** DATA RECORDS follows **

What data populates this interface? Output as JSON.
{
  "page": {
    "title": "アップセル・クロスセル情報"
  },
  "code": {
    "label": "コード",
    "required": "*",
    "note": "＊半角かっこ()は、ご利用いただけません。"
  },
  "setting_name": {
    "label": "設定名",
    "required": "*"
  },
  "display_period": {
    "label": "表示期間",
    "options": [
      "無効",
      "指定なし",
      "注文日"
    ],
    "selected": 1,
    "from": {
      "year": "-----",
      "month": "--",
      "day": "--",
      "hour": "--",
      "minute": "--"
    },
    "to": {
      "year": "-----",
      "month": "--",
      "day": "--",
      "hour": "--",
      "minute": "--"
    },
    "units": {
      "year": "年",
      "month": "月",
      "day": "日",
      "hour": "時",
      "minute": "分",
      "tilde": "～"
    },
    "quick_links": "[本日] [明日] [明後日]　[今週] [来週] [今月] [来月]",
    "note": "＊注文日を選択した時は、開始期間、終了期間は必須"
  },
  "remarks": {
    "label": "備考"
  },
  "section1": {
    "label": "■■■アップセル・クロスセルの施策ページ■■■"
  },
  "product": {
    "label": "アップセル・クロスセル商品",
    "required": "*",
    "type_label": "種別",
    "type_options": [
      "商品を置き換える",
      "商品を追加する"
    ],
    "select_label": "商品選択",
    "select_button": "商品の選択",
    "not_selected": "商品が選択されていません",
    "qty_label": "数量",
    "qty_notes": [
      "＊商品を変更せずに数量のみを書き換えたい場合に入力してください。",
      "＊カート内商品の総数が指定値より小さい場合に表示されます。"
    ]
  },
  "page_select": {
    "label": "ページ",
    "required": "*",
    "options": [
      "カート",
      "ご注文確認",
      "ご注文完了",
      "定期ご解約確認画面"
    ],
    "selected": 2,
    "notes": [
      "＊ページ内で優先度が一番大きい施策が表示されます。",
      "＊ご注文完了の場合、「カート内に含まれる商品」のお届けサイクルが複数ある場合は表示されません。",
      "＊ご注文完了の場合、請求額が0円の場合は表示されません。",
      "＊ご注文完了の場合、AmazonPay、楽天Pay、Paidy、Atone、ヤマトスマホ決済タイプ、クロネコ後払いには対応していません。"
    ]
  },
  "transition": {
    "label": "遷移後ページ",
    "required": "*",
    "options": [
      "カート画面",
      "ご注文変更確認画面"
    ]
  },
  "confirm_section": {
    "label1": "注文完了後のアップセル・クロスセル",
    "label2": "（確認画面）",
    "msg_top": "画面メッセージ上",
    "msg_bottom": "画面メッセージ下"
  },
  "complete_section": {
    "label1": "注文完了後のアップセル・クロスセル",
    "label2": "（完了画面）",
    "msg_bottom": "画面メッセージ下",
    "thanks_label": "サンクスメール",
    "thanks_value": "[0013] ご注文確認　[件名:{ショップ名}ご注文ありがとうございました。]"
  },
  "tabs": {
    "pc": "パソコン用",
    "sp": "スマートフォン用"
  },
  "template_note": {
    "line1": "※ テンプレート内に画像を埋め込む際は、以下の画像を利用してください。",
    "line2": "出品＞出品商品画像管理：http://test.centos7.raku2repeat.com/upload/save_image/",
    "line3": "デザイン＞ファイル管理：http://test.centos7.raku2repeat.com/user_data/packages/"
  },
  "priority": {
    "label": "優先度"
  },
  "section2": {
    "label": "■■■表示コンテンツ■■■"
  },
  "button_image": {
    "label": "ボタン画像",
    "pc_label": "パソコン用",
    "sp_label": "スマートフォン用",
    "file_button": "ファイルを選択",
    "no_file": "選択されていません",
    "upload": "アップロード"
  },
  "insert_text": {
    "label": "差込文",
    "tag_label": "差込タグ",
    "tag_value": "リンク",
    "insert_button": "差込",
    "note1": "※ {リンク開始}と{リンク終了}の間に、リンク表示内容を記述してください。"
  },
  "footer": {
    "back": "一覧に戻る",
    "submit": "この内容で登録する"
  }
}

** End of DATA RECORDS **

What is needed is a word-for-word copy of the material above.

*RESULT OF THIS TASK*
What data populates this interface? Output as JSON.
{
  "page": {
    "title": "アップセル・クロスセル情報"
  },
  "code": {
    "label": "コード",
    "required": "*",
    "note": "＊半角かっこ()は、ご利用いただけません。"
  },
  "setting_name": {
    "label": "設定名",
    "required": "*"
  },
  "display_period": {
    "label": "表示期間",
    "options": [
      "無効",
      "指定なし",
      "注文日"
    ],
    "selected": 1,
    "from": {
      "year": "-----",
      "month": "--",
      "day": "--",
      "hour": "--",
      "minute": "--"
    },
    "to": {
      "year": "-----",
      "month": "--",
      "day": "--",
      "hour": "--",
      "minute": "--"
    },
    "units": {
      "year": "年",
      "month": "月",
      "day": "日",
      "hour": "時",
      "minute": "分",
      "tilde": "～"
    },
    "quick_links": "[本日] [明日] [明後日]　[今週] [来週] [今月] [来月]",
    "note": "＊注文日を選択した時は、開始期間、終了期間は必須"
  },
  "remarks": {
    "label": "備考"
  },
  "section1": {
    "label": "■■■アップセル・クロスセルの施策ページ■■■"
  },
  "product": {
    "label": "アップセル・クロスセル商品",
    "required": "*",
    "type_label": "種別",
    "type_options": [
      "商品を置き換える",
      "商品を追加する"
    ],
    "select_label": "商品選択",
    "select_button": "商品の選択",
    "not_selected": "商品が選択されていません",
    "qty_label": "数量",
    "qty_notes": [
      "＊商品を変更せずに数量のみを書き換えたい場合に入力してください。",
      "＊カート内商品の総数が指定値より小さい場合に表示されます。"
    ]
  },
  "page_select": {
    "label": "ページ",
    "required": "*",
    "options": [
      "カート",
      "ご注文確認",
      "ご注文完了",
      "定期ご解約確認画面"
    ],
    "selected": 2,
    "notes": [
      "＊ページ内で優先度が一番大きい施策が表示されます。",
      "＊ご注文完了の場合、「カート内に含まれる商品」のお届けサイクルが複数ある場合は表示されません。",
      "＊ご注文完了の場合、請求額が0円の場合は表示されません。",
      "＊ご注文完了の場合、AmazonPay、楽天Pay、Paidy、Atone、ヤマトスマホ決済タイプ、クロネコ後払いには対応していません。"
    ]
  },
  "transition": {
    "label": "遷移後ページ",
    "required": "*",
    "options": [
      "カート画面",
      "ご注文変更確認画面"
    ]
  },
  "confirm_section": {
    "label1": "注文完了後のアップセル・クロスセル",
    "label2": "（確認画面）",
    "msg_top": "画面メッセージ上",
    "msg_bottom": "画面メッセージ下"
  },
  "complete_section": {
    "label1": "注文完了後のアップセル・クロスセル",
    "label2": "（完了画面）",
    "msg_bottom": "画面メッセージ下",
    "thanks_label": "サンクスメール",
    "thanks_value": "[0013] ご注文確認　[件名:{ショップ名}ご注文ありがとうございました。]"
  },
  "tabs": {
    "pc": "パソコン用",
    "sp": "スマートフォン用"
  },
  "template_note": {
    "line1": "※ テンプレート内に画像を埋め込む際は、以下の画像を利用してください。",
    "line2": "出品＞出品商品画像管理：http://test.centos7.raku2repeat.com/upload/save_image/",
    "line3": "デザイン＞ファイル管理：http://test.centos7.raku2repeat.com/user_data/packages/"
  },
  "priority": {
    "label": "優先度"
  },
  "section2": {
    "label": "■■■表示コンテンツ■■■"
  },
  "button_image": {
    "label": "ボタン画像",
    "pc_label": "パソコン用",
    "sp_label": "スマートフォン用",
    "file_button": "ファイルを選択",
    "no_file": "選択されていません",
    "upload": "アップロード"
  },
  "insert_text": {
    "label": "差込文",
    "tag_label": "差込タグ",
    "tag_value": "リンク",
    "insert_button": "差込",
    "note1": "※ {リンク開始}と{リンク終了}の間に、リンク表示内容を記述してください。"
  },
  "footer": {
    "back": "一覧に戻る",
    "submit": "この内容で登録する"
  }
}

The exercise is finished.